- Opening Delimiter -

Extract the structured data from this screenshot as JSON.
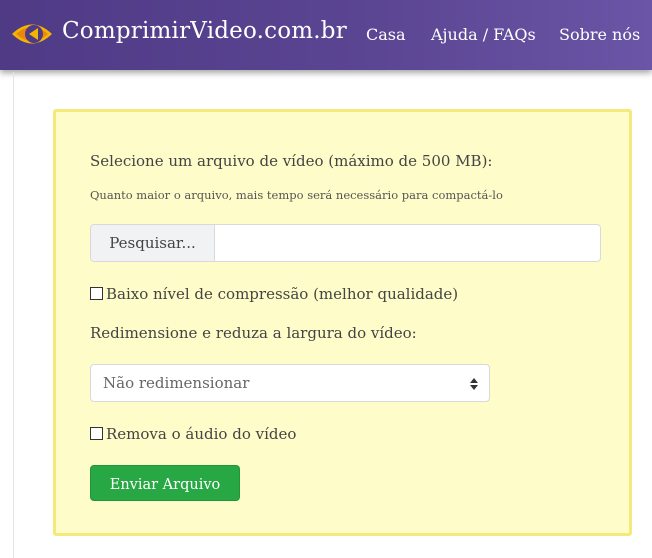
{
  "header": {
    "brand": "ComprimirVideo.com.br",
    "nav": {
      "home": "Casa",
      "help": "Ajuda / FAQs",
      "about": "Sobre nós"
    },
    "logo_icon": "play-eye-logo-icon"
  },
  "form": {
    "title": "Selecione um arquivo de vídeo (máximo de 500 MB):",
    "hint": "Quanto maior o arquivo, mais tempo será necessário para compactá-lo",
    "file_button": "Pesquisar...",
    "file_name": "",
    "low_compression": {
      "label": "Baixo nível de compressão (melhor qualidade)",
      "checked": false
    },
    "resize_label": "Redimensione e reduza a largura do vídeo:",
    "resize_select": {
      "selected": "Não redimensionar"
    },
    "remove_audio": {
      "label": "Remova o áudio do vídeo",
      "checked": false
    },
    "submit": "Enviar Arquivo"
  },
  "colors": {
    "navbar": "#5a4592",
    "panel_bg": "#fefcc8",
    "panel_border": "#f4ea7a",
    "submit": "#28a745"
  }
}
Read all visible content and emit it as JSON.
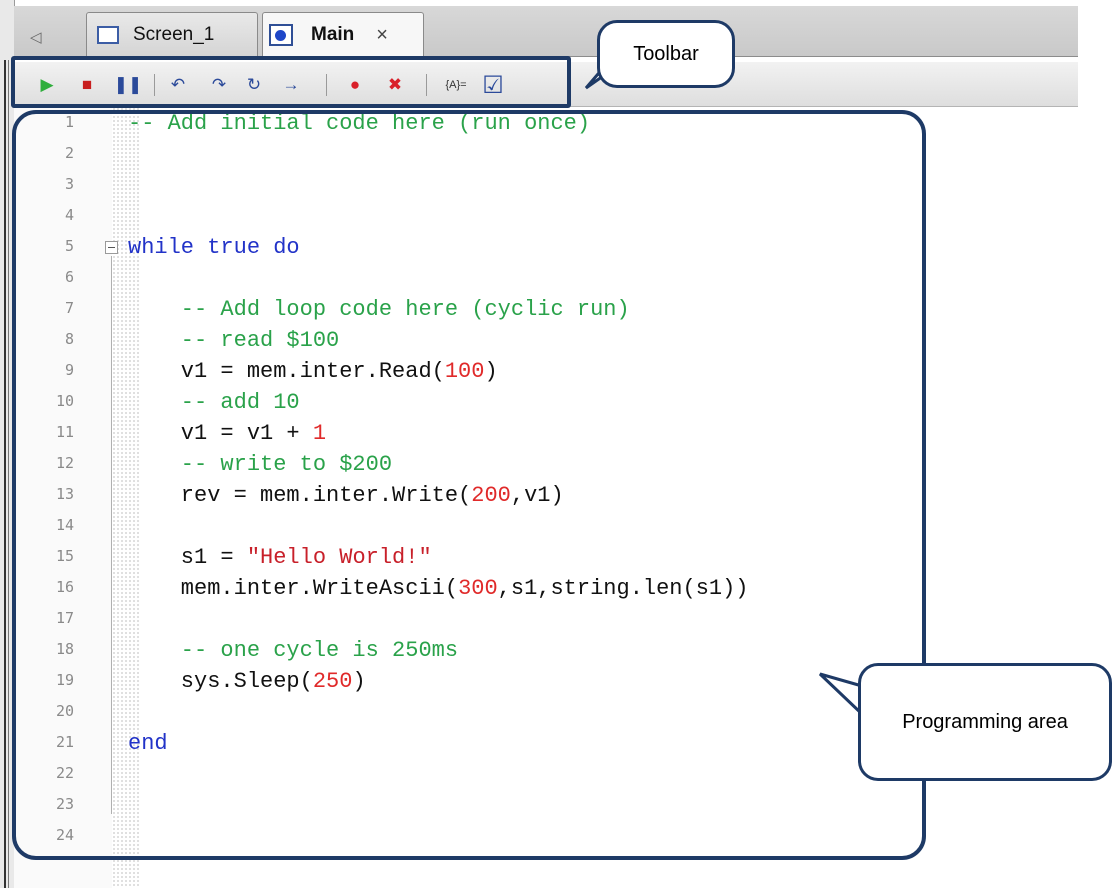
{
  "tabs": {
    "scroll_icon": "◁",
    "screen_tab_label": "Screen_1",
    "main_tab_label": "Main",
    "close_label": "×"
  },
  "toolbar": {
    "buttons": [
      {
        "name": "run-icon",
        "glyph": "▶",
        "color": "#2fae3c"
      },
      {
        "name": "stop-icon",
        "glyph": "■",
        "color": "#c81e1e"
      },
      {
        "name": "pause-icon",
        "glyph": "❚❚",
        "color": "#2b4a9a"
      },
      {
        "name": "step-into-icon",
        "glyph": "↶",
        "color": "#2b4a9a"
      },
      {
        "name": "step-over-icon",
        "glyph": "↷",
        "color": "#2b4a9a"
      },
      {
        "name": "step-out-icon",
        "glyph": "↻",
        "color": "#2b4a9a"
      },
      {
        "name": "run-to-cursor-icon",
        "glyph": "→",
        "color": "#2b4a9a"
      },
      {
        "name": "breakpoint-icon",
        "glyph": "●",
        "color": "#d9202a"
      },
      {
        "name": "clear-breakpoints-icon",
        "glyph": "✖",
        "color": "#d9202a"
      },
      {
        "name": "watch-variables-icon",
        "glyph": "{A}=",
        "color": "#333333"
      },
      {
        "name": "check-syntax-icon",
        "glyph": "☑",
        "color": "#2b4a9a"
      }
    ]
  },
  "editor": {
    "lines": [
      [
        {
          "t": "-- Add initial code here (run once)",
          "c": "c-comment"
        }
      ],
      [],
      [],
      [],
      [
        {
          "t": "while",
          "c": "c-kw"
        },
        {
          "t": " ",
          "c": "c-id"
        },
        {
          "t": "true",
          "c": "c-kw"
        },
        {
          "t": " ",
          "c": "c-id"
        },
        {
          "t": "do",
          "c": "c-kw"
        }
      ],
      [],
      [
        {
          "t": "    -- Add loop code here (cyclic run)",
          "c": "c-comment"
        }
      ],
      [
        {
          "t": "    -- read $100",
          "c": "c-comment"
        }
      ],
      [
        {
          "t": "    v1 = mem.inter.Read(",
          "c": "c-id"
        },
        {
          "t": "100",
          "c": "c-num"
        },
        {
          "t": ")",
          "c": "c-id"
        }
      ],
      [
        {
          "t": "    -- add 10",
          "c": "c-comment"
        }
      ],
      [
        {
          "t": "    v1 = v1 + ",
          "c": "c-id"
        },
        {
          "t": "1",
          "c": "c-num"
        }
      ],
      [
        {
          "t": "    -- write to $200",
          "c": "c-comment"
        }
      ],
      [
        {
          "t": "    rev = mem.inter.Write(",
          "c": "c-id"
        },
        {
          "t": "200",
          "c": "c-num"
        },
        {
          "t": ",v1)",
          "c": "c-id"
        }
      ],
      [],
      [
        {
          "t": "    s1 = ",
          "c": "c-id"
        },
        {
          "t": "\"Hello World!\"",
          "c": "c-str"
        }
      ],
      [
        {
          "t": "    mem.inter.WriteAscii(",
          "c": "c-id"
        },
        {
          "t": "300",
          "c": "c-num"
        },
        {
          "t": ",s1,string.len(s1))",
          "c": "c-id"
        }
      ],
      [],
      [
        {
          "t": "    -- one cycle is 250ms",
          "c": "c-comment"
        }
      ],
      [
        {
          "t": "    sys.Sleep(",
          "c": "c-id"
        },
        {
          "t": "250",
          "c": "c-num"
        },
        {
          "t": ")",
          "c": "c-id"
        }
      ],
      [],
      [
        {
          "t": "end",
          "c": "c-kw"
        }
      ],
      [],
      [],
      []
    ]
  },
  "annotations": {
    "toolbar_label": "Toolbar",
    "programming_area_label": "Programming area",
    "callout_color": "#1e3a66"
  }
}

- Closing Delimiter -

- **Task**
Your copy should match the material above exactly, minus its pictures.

- **Response to this exercise**
Extract the structured data from this screenshot as JSON.
{
  "header": {
    "brand": "ComprimirVideo.com.br",
    "nav": {
      "home": "Casa",
      "help": "Ajuda / FAQs",
      "about": "Sobre nós"
    },
    "logo_icon": "play-eye-logo-icon"
  },
  "form": {
    "title": "Selecione um arquivo de vídeo (máximo de 500 MB):",
    "hint": "Quanto maior o arquivo, mais tempo será necessário para compactá-lo",
    "file_button": "Pesquisar...",
    "file_name": "",
    "low_compression": {
      "label": "Baixo nível de compressão (melhor qualidade)",
      "checked": false
    },
    "resize_label": "Redimensione e reduza a largura do vídeo:",
    "resize_select": {
      "selected": "Não redimensionar"
    },
    "remove_audio": {
      "label": "Remova o áudio do vídeo",
      "checked": false
    },
    "submit": "Enviar Arquivo"
  },
  "colors": {
    "navbar": "#5a4592",
    "panel_bg": "#fefcc8",
    "panel_border": "#f4ea7a",
    "submit": "#28a745"
  }
}
Read all visible content and emit it as JSON.
{
  "tabs": {
    "scroll_icon": "◁",
    "screen_tab_label": "Screen_1",
    "main_tab_label": "Main",
    "close_label": "×"
  },
  "toolbar": {
    "buttons": [
      {
        "name": "run-icon",
        "glyph": "▶",
        "color": "#2fae3c"
      },
      {
        "name": "stop-icon",
        "glyph": "■",
        "color": "#c81e1e"
      },
      {
        "name": "pause-icon",
        "glyph": "❚❚",
        "color": "#2b4a9a"
      },
      {
        "name": "step-into-icon",
        "glyph": "↶",
        "color": "#2b4a9a"
      },
      {
        "name": "step-over-icon",
        "glyph": "↷",
        "color": "#2b4a9a"
      },
      {
        "name": "step-out-icon",
        "glyph": "↻",
        "color": "#2b4a9a"
      },
      {
        "name": "run-to-cursor-icon",
        "glyph": "→",
        "color": "#2b4a9a"
      },
      {
        "name": "breakpoint-icon",
        "glyph": "●",
        "color": "#d9202a"
      },
      {
        "name": "clear-breakpoints-icon",
        "glyph": "✖",
        "color": "#d9202a"
      },
      {
        "name": "watch-variables-icon",
        "glyph": "{A}=",
        "color": "#333333"
      },
      {
        "name": "check-syntax-icon",
        "glyph": "☑",
        "color": "#2b4a9a"
      }
    ]
  },
  "editor": {
    "lines": [
      [
        {
          "t": "-- Add initial code here (run once)",
          "c": "c-comment"
        }
      ],
      [],
      [],
      [],
      [
        {
          "t": "while",
          "c": "c-kw"
        },
        {
          "t": " ",
          "c": "c-id"
        },
        {
          "t": "true",
          "c": "c-kw"
        },
        {
          "t": " ",
          "c": "c-id"
        },
        {
          "t": "do",
          "c": "c-kw"
        }
      ],
      [],
      [
        {
          "t": "    -- Add loop code here (cyclic run)",
          "c": "c-comment"
        }
      ],
      [
        {
          "t": "    -- read $100",
          "c": "c-comment"
        }
      ],
      [
        {
          "t": "    v1 = mem.inter.Read(",
          "c": "c-id"
        },
        {
          "t": "100",
          "c": "c-num"
        },
        {
          "t": ")",
          "c": "c-id"
        }
      ],
      [
        {
          "t": "    -- add 10",
          "c": "c-comment"
        }
      ],
      [
        {
          "t": "    v1 = v1 + ",
          "c": "c-id"
        },
        {
          "t": "1",
          "c": "c-num"
        }
      ],
      [
        {
          "t": "    -- write to $200",
          "c": "c-comment"
        }
      ],
      [
        {
          "t": "    rev = mem.inter.Write(",
          "c": "c-id"
        },
        {
          "t": "200",
          "c": "c-num"
        },
        {
          "t": ",v1)",
          "c": "c-id"
        }
      ],
      [],
      [
        {
          "t": "    s1 = ",
          "c": "c-id"
        },
        {
          "t": "\"Hello World!\"",
          "c": "c-str"
        }
      ],
      [
        {
          "t": "    mem.inter.WriteAscii(",
          "c": "c-id"
        },
        {
          "t": "300",
          "c": "c-num"
        },
        {
          "t": ",s1,string.len(s1))",
          "c": "c-id"
        }
      ],
      [],
      [
        {
          "t": "    -- one cycle is 250ms",
          "c": "c-comment"
        }
      ],
      [
        {
          "t": "    sys.Sleep(",
          "c": "c-id"
        },
        {
          "t": "250",
          "c": "c-num"
        },
        {
          "t": ")",
          "c": "c-id"
        }
      ],
      [],
      [
        {
          "t": "end",
          "c": "c-kw"
        }
      ],
      [],
      [],
      []
    ]
  },
  "annotations": {
    "toolbar_label": "Toolbar",
    "programming_area_label": "Programming area",
    "callout_color": "#1e3a66"
  }
}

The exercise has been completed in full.